LAWRENCEVILLE, Ga.—Beaver Paper and Graphic Media, a paper and textiles company for the dye sublimation and digital printing markets, opens a research-and-devlopement facility for the first time in the company's 35-year history.
“This is really a lot easier because what was hard was doing your lab work by sitting in a dark room and imagining you had all the equipment," says Philip Prieur, CEO of Georgia-based Beaver Paper and Graphic Media. "Cooking up your experiment, observing the result, and moving on it—that was harder. Having a for-real lab? It's way easier.”
Beaver Paper recently underwent its fifth expansion and, as part of it, built the new quality-control and research-and-development lab, which brings the facility to a total of 164,000 square feet. The company brought in industry veterans Patrick Moore and John Trimble to run it. Moore is a 14-year veteran of the digital printing industry and holds a degree in chemistry. Trimble’s background includes consulting work to all of the major dye sublimation printer, software, and ink manufacturers.
“They’re both industry specialists in sublimation, they’re both well known in their field, and both of them have at least a decade each of industry-specific experience,” Prieur says. “They started with us and were productive from the day they started.”
Beaver Paper was initially launched as a flexible packaging company in 1977, Prieur says. Its conversion into one squarely focused on sublimation has been, as he puts it, “a painfully slow metamorphosis.” But it’s paying off for the company and its 80 employees, some of whom have been with the company for decades.

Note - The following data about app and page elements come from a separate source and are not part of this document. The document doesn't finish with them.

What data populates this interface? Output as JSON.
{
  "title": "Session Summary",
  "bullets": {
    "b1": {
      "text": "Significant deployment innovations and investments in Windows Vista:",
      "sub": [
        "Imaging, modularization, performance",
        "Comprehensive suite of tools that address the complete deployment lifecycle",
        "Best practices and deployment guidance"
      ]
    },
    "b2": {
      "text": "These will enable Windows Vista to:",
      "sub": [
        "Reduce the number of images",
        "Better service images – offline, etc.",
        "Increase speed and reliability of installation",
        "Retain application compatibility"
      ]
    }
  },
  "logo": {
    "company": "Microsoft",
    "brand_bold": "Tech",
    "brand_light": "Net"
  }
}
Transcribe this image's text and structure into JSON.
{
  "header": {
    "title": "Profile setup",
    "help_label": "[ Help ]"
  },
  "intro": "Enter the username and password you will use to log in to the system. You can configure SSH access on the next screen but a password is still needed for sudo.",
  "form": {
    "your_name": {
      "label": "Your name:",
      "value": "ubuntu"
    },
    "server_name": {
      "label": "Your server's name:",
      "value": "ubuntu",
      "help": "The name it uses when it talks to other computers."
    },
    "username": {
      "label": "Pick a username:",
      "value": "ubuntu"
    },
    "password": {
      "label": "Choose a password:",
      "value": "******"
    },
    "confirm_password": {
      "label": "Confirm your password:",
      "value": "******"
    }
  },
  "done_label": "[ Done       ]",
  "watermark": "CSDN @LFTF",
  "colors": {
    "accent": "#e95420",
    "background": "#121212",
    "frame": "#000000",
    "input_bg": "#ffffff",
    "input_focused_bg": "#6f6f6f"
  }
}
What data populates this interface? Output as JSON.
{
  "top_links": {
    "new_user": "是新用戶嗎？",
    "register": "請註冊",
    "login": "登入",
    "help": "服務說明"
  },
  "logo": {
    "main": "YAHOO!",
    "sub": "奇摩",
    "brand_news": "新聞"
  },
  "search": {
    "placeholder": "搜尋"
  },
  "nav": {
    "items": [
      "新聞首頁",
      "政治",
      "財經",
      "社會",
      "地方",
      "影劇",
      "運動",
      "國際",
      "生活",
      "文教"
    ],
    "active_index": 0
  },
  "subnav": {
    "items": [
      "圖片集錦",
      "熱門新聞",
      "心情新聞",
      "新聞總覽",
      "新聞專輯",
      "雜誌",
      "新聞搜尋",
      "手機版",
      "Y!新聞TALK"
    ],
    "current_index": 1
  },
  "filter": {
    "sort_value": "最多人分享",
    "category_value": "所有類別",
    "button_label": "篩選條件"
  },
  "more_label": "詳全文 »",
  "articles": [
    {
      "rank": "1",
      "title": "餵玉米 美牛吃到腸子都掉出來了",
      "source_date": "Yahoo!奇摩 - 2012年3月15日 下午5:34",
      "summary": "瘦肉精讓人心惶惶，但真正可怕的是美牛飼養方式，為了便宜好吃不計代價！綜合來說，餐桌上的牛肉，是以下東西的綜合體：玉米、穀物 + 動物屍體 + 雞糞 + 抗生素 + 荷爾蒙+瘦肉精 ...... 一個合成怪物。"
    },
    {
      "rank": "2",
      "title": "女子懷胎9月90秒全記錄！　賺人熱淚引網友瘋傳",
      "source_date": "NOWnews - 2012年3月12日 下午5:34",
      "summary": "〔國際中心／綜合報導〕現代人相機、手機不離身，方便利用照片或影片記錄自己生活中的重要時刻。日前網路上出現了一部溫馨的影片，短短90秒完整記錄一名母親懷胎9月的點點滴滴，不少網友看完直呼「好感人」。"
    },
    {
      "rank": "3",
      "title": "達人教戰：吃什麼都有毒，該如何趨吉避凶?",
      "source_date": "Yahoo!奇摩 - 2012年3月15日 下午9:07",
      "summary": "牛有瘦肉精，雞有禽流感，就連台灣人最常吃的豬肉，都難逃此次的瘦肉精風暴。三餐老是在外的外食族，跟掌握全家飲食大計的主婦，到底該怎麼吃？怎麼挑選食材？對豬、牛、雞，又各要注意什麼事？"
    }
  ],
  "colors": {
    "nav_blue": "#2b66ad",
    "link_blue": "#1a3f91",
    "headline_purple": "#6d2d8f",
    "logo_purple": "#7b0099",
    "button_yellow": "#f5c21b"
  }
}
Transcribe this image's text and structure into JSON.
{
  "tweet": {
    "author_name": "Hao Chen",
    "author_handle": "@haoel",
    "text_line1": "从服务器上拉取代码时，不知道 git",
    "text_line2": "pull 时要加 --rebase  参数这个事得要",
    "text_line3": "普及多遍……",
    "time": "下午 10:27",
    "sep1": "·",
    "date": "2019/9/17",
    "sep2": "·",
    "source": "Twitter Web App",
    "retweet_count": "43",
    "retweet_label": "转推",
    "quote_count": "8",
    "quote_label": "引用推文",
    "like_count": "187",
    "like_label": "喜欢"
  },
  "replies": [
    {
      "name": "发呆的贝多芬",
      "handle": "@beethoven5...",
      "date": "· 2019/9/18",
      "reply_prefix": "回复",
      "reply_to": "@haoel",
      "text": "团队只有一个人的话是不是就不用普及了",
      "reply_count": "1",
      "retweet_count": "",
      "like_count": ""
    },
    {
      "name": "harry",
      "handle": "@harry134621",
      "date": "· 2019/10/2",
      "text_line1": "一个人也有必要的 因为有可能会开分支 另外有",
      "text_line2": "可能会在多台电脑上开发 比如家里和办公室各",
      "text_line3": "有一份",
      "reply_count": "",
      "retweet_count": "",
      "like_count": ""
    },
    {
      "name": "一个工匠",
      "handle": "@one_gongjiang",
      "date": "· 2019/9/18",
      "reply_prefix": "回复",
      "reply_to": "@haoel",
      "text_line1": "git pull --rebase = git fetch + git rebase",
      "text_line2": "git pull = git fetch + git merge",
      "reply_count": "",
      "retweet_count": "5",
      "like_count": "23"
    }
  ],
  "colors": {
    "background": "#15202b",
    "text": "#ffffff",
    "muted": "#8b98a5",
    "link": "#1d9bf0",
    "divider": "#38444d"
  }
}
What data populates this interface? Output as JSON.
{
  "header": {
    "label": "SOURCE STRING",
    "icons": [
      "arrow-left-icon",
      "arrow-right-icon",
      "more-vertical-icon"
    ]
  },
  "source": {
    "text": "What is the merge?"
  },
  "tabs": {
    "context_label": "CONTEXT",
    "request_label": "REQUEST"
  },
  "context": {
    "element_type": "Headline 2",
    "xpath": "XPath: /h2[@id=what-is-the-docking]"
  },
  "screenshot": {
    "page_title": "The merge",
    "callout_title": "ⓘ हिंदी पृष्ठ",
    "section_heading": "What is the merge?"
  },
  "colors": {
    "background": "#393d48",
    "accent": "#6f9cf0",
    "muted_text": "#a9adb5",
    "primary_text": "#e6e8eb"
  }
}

“Last year, our revenue growth was phenomenal,” says Prieur, who’s been there since 1984. “It was upwards of 25 percent year-over-year. We’ve had a new record for total dollar volume and for growth, the rate of growth, every year since 2007, all the way through the recession. It’s been crazy, and it appears that we’re positioned—if we do a few things right and if we keep showing up for work on time—we should be able to double this thing again with our European operations over the course of the next three to five years.”
The company is opening a new full-service facility in Germany to focus on manufacturing, packaging, warehousing, sales, and distribution by the end of this summer. It also plans to beef up its current Los Angeles facility. Prior to opening its lab and bringing in scientists to run it, Prieur did all of the research and development, he says.
“It was really difficult for me because I never liked it,” Prieur says. “It was out of necessity.”
For many years, Prieur used the company’s break room for research and development where he was busy “cooking up concoctions and coding chemistries and having people object to it while they were eating lunch.” He’s only half-joking, says Rebecca Hinton, Beaver Paper’s marketing manager. Prieur did conduct chemical experiments in the break room, but it was after hours, she says, so no one was there eating lunch. But she did have to come in sometimes the next morning and clean up after him.
“By 1990 I had involved (the company) in an analog process of rotary screen dye sublimation printing and lithographic dye sub, and then, of course, those processes started getting nibbled away by digital printing, which lends itself well to sublimation,” Prieur says.
As the company slowly morphed from a packaging company, it became more responsive to companies’ requests for certain types of materials.
“Sublimation printing is an area of specialty,” Prieur says. “It’s good for us because the truth is, it’s devastatingly complicated and difficult to do correctly. If you don’t do it correctly, you get nothing. If you do it correctly, you might get paid. That sounds just unpalatable enough that it’s probably the greatest protection that we have—that it’s just really difficult.”
As the company grew its customer base, it started seeking niches in the sublimation market that needed to be filled.
“The trick is to see what’s not there,” Prieur says. “Anybody can see what’s right or what’s wrong about what’s there, depending on what they want to see. The real trick is seeing what’s not there.”
That’s one of the reasons the company went beyond paper and now has its own line of TexStyles graphic fabrics.
“And that really wasn’t because we wanted to get into the textiles business,” Prieur says. “It was because we wanted to control the media that the images were being transferred to. If the media is not being produced in a controlled and repeatable fashion, the final result is not controlled and repeatable. There was too much variability. So our objective was to apply controls to the production of (textiles) so that people can expect a certain result and obtain it each time. Seeing what’s not there, what wasn’t there was something that had a repeatable performance. That’s what was missing.”
Beaver Paper and Graphic Media now has its products in 41 countries, Prieur says. Not bad for a company that started, as he puts it, “in a kitchen in Doraville, Georgia.”